However, as the Jesuit priest Frank Brennan said on Lateline, the Catholic Church reformed its handling of sex abuse allegations in 1996. Soon after Pell became Archbishop of Melbourne in 1996, he set up the Melbourne Response, which was aimed at confronting abuse of children
by clerics and assisting victims.
The terms of reference for the royal commission will be announced before the end of the year. However, the Prime Minister has indicated the inquiry will not be limited to the Catholic Church or, indeed, other Christian churches. All religions will be covered, as will secular bodies. This approach is supported by the Opposition Leader, Tony Abbott. On Tuesday, child migrant David Hill said ”you won’t hear only kids from Catholic institutions coming forward … I think it will go to all of the children’s institutions over the last 40, 50 years”.
The Gillard government faces a difficult task in drawing up appropriate terms of reference. If they are too limited, there will probably be accusations of a cover-up. If they are too wide, the financial costs could be huge and the inquiry might drag on for years with few if any recommendations of prosecutions.
The Cardinal Archbishop of Sydney is a media target. Many journalists do not like Pell since he is a moral conservative who publicly upholds the Vatican’s teachings on abortion, same-sex marriage and divorce.
Pell was interviewed by Geoff Thompson for the Four Corners”Unholy Silence” program which aired in July.
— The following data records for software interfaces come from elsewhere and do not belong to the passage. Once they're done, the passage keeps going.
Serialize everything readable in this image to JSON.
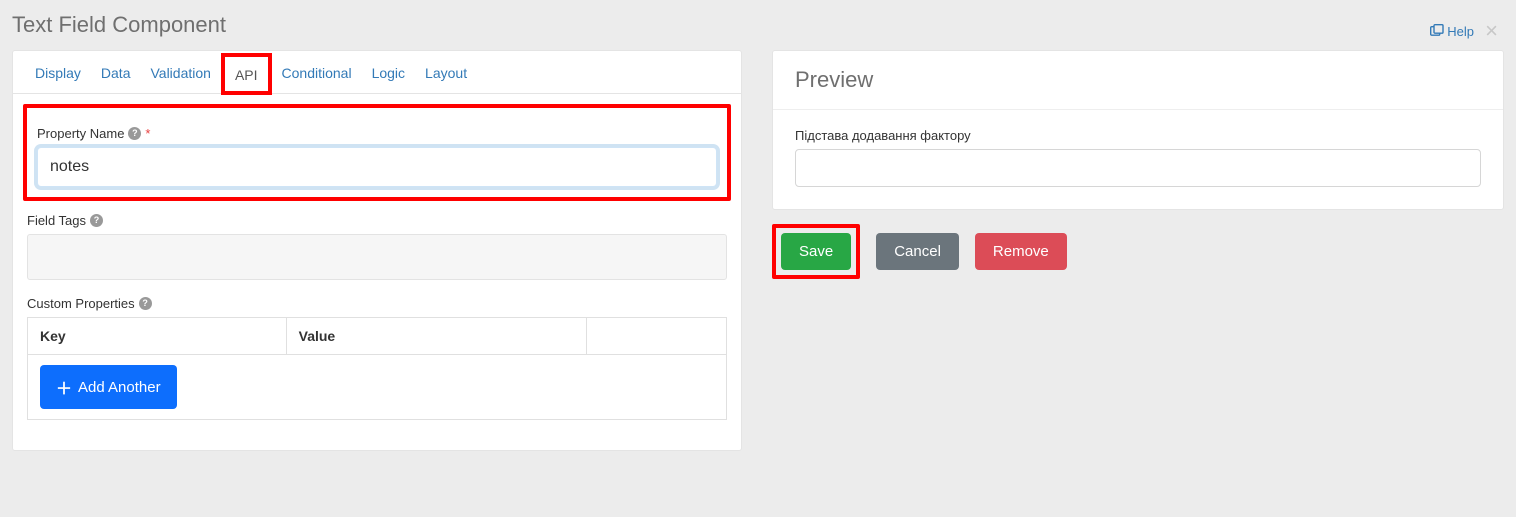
{
  "header": {
    "title": "Text Field Component",
    "help_label": "Help"
  },
  "tabs": [
    {
      "label": "Display"
    },
    {
      "label": "Data"
    },
    {
      "label": "Validation"
    },
    {
      "label": "API"
    },
    {
      "label": "Conditional"
    },
    {
      "label": "Logic"
    },
    {
      "label": "Layout"
    }
  ],
  "active_tab_index": 3,
  "api": {
    "property_name_label": "Property Name",
    "property_name_value": "notes",
    "field_tags_label": "Field Tags",
    "custom_properties_label": "Custom Properties",
    "table_headers": {
      "key": "Key",
      "value": "Value"
    },
    "add_another_label": "Add Another"
  },
  "preview": {
    "title": "Preview",
    "field_label": "Підстава додавання фактору"
  },
  "actions": {
    "save": "Save",
    "cancel": "Cancel",
    "remove": "Remove"
  }
}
The Cardinal made it emphatically clear that, as Archbishop of Sydney, he is only responsible for his own diocese and reports to the Vatican.
Four Corners not only failed to run Pell’s comment. More seriously, it edited the extended interview (which is on the ABC’s website) and deleted the Cardinal’s comment about the extent of his authority. This reeks of censorship but the decision has been supported by ABC managing director Mark Scott.
The failure to understand the structure of the Catholic Church has led to confusion. In recent days there has been criticism of Pell on such programs as Lateline, Mornings with Linda Mottram, Radio National Breakfast and Paul Murray Live where suggestions have been made that he should resign or be sacked because of mishandling of sexual assaults in the Diocese of Maitland-Newcastle. The journalists involved should be aware that Pell has nothing to do with, and is not responsible for, the Catholic Church in the Hunter region or anywhere else outside the Sydney archdiocese. He is the most senior Catholic in Australia but he is not managing director of the Australian Catholic Church.
The media would be well advised not to adopt double standards when dealing with child molestation. It is now accepted the late Sir Jimmy Savile was one of the worst paedophiles in British history.
Yet the media initially engaged in a cover-up. Freelance journalist Miles Goslett could not get his article linking the long-time BBC star with attacks on young girls published and had to rely on The Oldie, where his article was printed last March. As is now known, the BBC spiked a Newsnight program on Savile’s criminality so as not to upset a program scheduled for Christmas 2011 praising the molester.
And then there is the case of the late Fairfax columnist Peter Roebuck. Roebuck’s work for the ABC as a cricket commentator increased after he was convicted of common assault on two young African men. There are now claims that Roebuck was a sexual predator who
targeted young black males.
Despite this, when Roebuck died last year he was lauded by journalists – particularly at Fairfax and the ABC. Even yesterday, sections of the media remembered the first anniversary of Roebuck’s death but conveniently forgot that he was an offender.
The good news is that the proposed royal commission will cover all instances of child abuse and not just crimes committed by Catholic clergy. Tragically, it is not likely to stop attacks on young Aboriginal boys and girls.
Gerard Henderson is Executive Director of The Sydney Institute.